The bequest has recently been realized, the donor’s wishes are being implemented and students are being supported. Soon NYC will have a new crop of well-prepared teachers committed to teach in New York City, free of debt, and able to focus on their dreams.
Other Grace Dodge Society members were motivated through our “pay it forward” campaign to seed their planned gifts to experience the joy and satisfaction of supporting TC students today. Almost 10% of our new Grace Dodge Society members decided to participate in that program, resulting in many new scholarship funds that are supporting students today, and will receive guaranteed infusions in the future.
What was your strategy for raising unrestricted funds?
Historically, the Annual Fund operation generated a small fraction of the College’s yearly fundraising revenue - which is not unusual for a graduate school of education - and basically served as a catchall for any unrestricted gifts that came into the college. We decided that during the campaign, we primarily would focus on building a traditional Annual Fund, which (as defined by industry standards) is one that relies on renewable and replaceable gifts – gifts that you hope for people to give this year and every year. Everyone was realistic about its impact, but determined to come out stronger and larger at the other side of the campaign, with an annual fund that would continue to feed our pipeline of leadership donors.
In addition to building a more sustainable, traditional annual fund that would consist of gifts at any level, there was an important need for larger investments in our academic initiatives, and as a result we created an academic seed fund to promote innovation and interdisciplinary academic work.
The results exceeded all of our expectations. In terms of the annual fund, we increased the dollars raised by 76%. Dewey Circle Membership (gifts of $1,000+) increased by 57%, with a 47% increase at the $1,000 level and a 156% increase at the $2,500 level. The overall retention rate of donors to the annual fund increased by 18% and the number of annual donors increased by 20%. Based on these results, we are poised to maintain that trajectory. In addition, we met our goal and raised over $12.2 million in the academic seed fund, instrumental in building and expanding priority academic initiatives.
Purely from a Development perspective, what is the big success with this campaign - what is the headline- beyond raising the most of any other graduate school of education in the country!?
Simple: We hit a home run in building a growing a sustainable donor pipeline that will nourish TC for decades to come. We went from a having 135 major donors in the prior campaign to 859 in this campaign, more than five times as many! Some of our largest donations were from newly found and cultivated alumni. We expanded our donor base at every giving level, we have recruited a terrific new group of generous trustees who are being groomed by our most tenured ones, and we have enjoyed particular success with the mid-level major gifts donors, which I would say a sweet spot for TC alumni. The other lead campaign story from a development perspective is: We generated enthusiasm and encouraged participation, engagement and have built an even more strategic and comprehensive Development program that positions the College for further growth.

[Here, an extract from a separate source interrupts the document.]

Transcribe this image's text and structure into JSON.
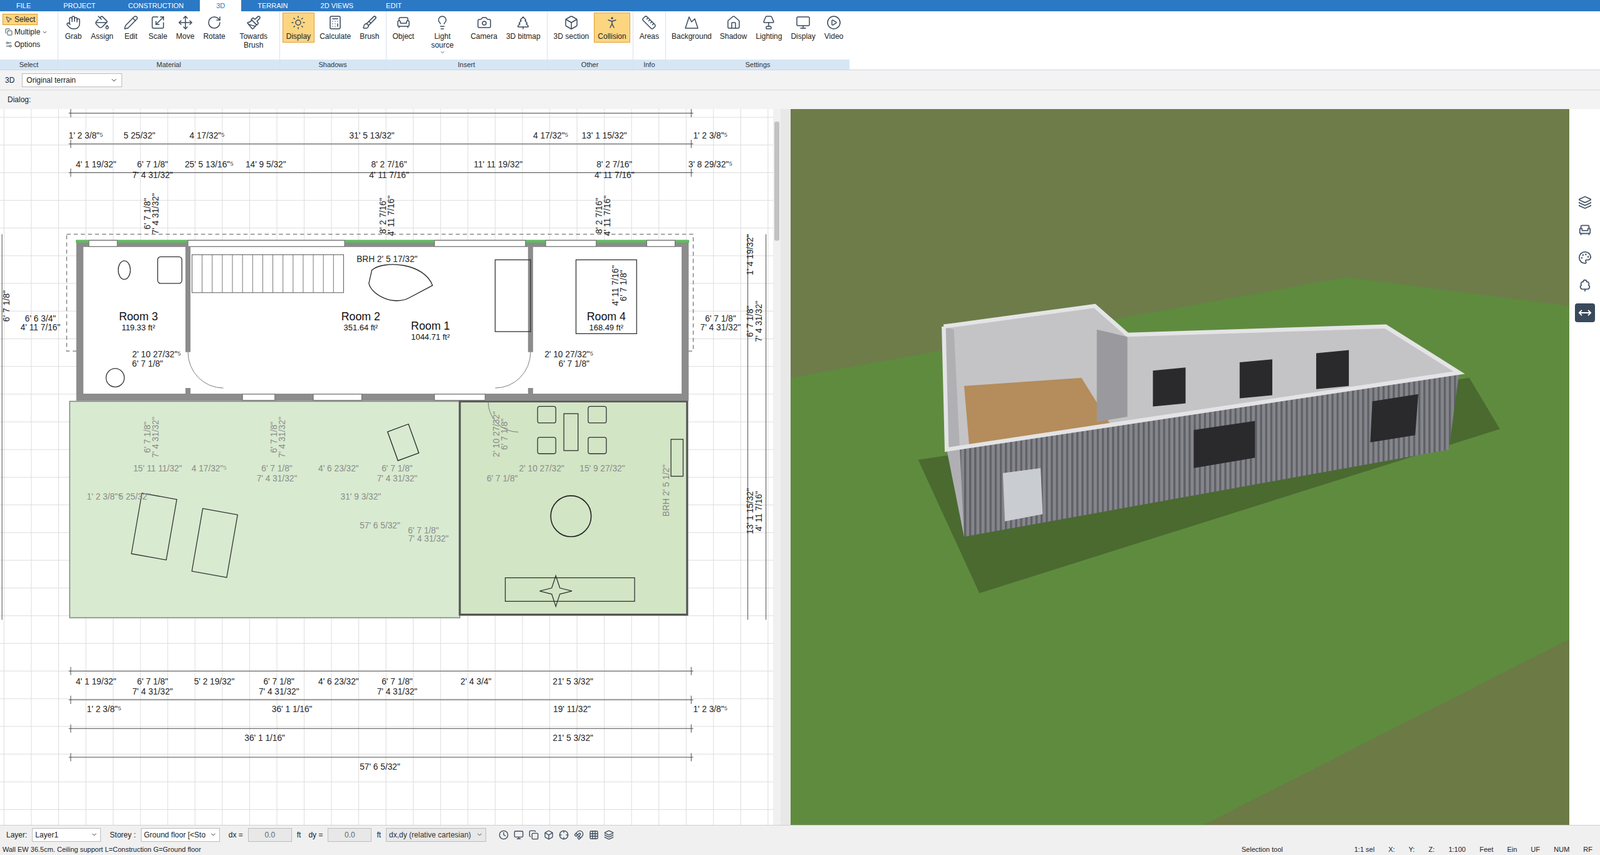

Another big story beyond those headlines was the impact of building effective, integrated operations in Donor Relations, Alumni Relations, and External Affairs. Their efforts were crucial to every aspect of the campaign, from telling the story of TC and the impact of the campaign in words, pictures, and videos, to developing close and deep relationships with our donors, to converting thousands of TC graduates into proud, committed alumni and friends for life. In short, these operations were and continue to be major resource development assets for the College.